ESTRICH: A false and unfair confusion

One of them confused Nikki Haley with Nancy Pelosi — both are, after all, women, whose first initial begins with an “N.” One of them confused the president of Mexico with the president of Egypt, while the other confused the leaders of Hungary and Turkey. What does it prove? Basically, nothing. Certainly nothing about who should be the next president of the United States, although today’s headlines might suggest otherwise. Both candidates are, chronologically speaking, old — 77 and 81, respectively. In this respect, if none other, they have more in common than they do that differentiates them. To quote Haley, and certainly not Pelosi, “The first party to retire its 80-year-old candidate is going to be the one who wins this election.” And if neither party does, as seems more than likely, we should settle for the one whose memory doesn’t lead to a 91-count indictment, as Trump’s does.

Last week, the Republicans were making hay out of the fact that the special counsel investigating Biden’s handling of classified documents chose not to indict him for criminal wrongdoing, unlike the collection of special counsels investigating Trump has done. That is a difference that should very much matter, although the tone of the stories suggests a false and unfair equivalence between a faulty memory and probable cause to believe in criminal wrongdoing. And that’s not only from journalists recounting the flubs but also from members of the Democratic chattering class.

The special counsel in Biden’s case, for reasons having very little to do with Biden’s guilt or innocence, took it upon himself to refer to Biden as a “well-meaning, elderly man with a poor memory.” This was a Trump-appointed lawyer, not a medically trained doctor, being fact-checked by the news accounts according to the president’s performance at a hastily called news conference. What is this supposed to prove? According to whom? What about the jobs numbers? What about the cooling of inflation or the avoidance of a recession? Shouldn’t the performance of the economy have more to do with the election than the performance arc of the president in a news conference? Is this what we are going to keep track of between now and November — who looks better, who seems younger or who does better in keeping their presidents straight?

And then there are the various conspiracy theories generating more controversy than the candidates themselves. Has Taylor Swift eclipsed both Trump and Biden? Has the silly season taken over attention from the Supreme Court? Coverage of the election seems to be lurching from the ridiculous to the absurd.

If it didn’t matter so much, it might be funny. As it is, it is terrifying. Donald Trump literally makes jokes about ruling as a dictator, at least in his first days in office, which is as inappropriate as a special counsel branding the president as an old man with a bad memory. Biden is supposedly reminded of when his son died, as if he could not remember, which is just not so.

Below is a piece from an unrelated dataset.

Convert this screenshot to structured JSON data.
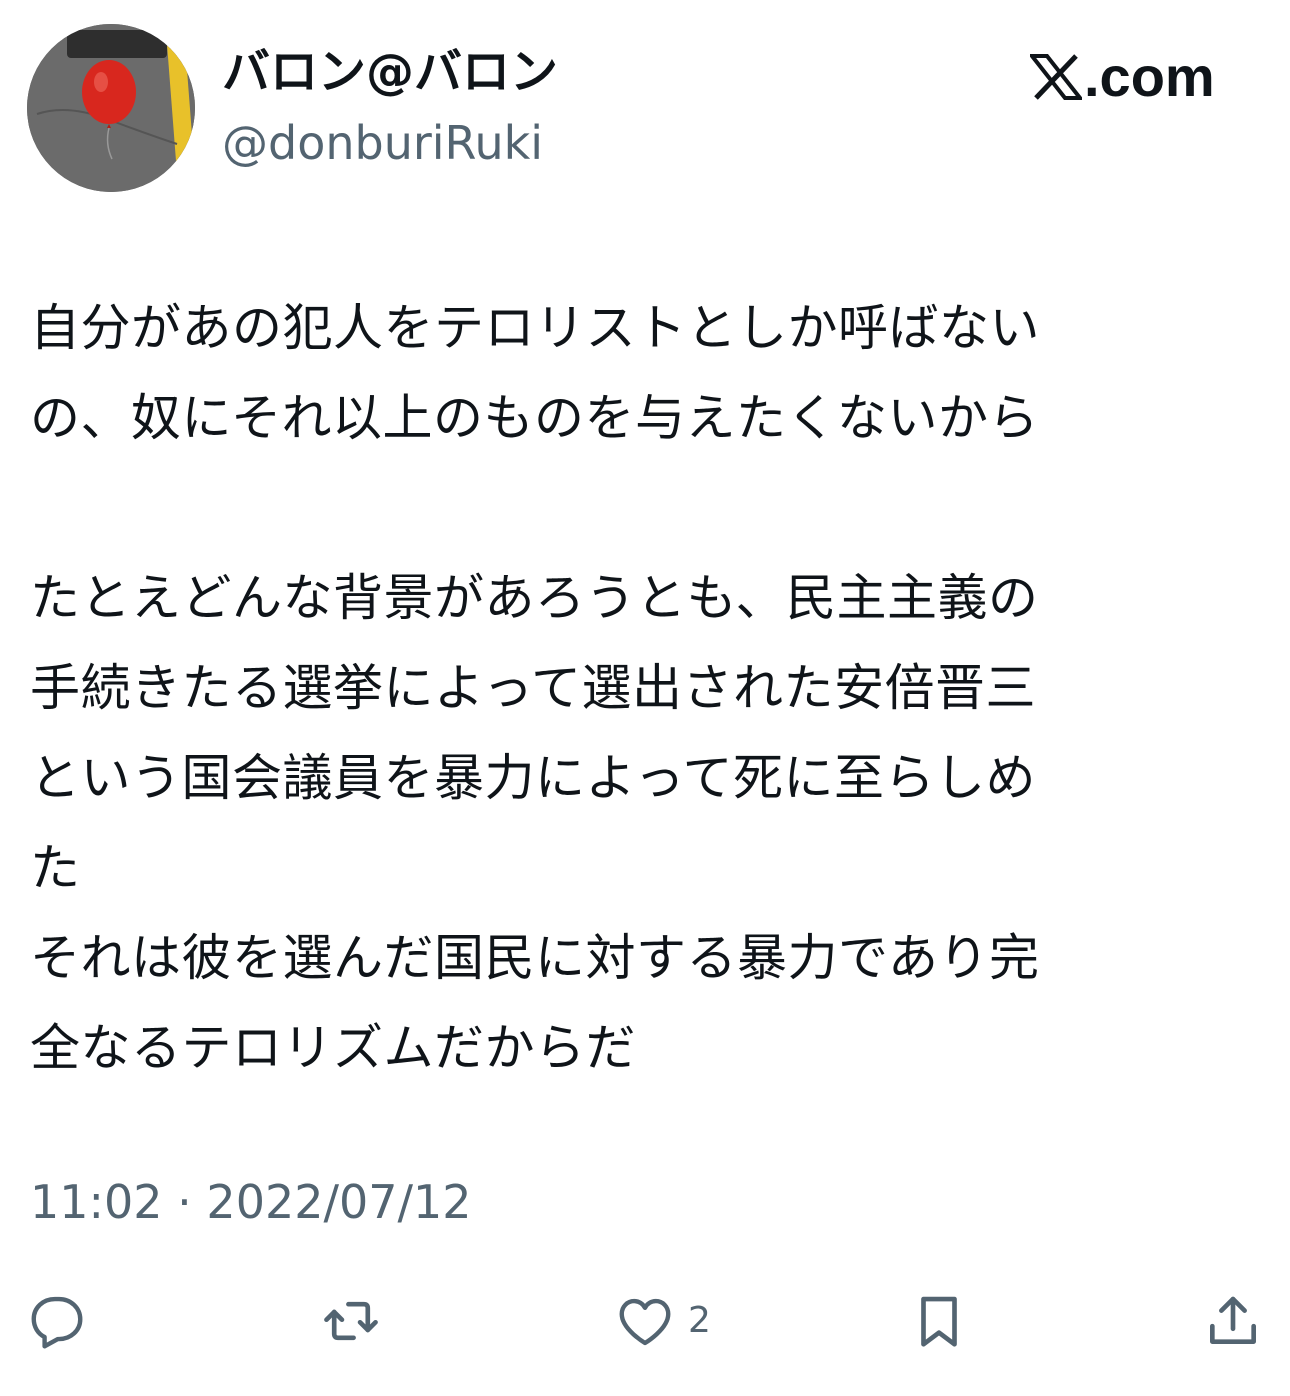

“Damning and defining” is how Trump strategist Chris LaCivita characterized the special counsel’s description of Biden to The New York Times, a description that Democrat James Carville echoed as “confirming an existing suspicion.” The two are not the same, nor should they be fairly compared, unless age is blindly equated with incompetence, as the Republicans are blindly seeking to do.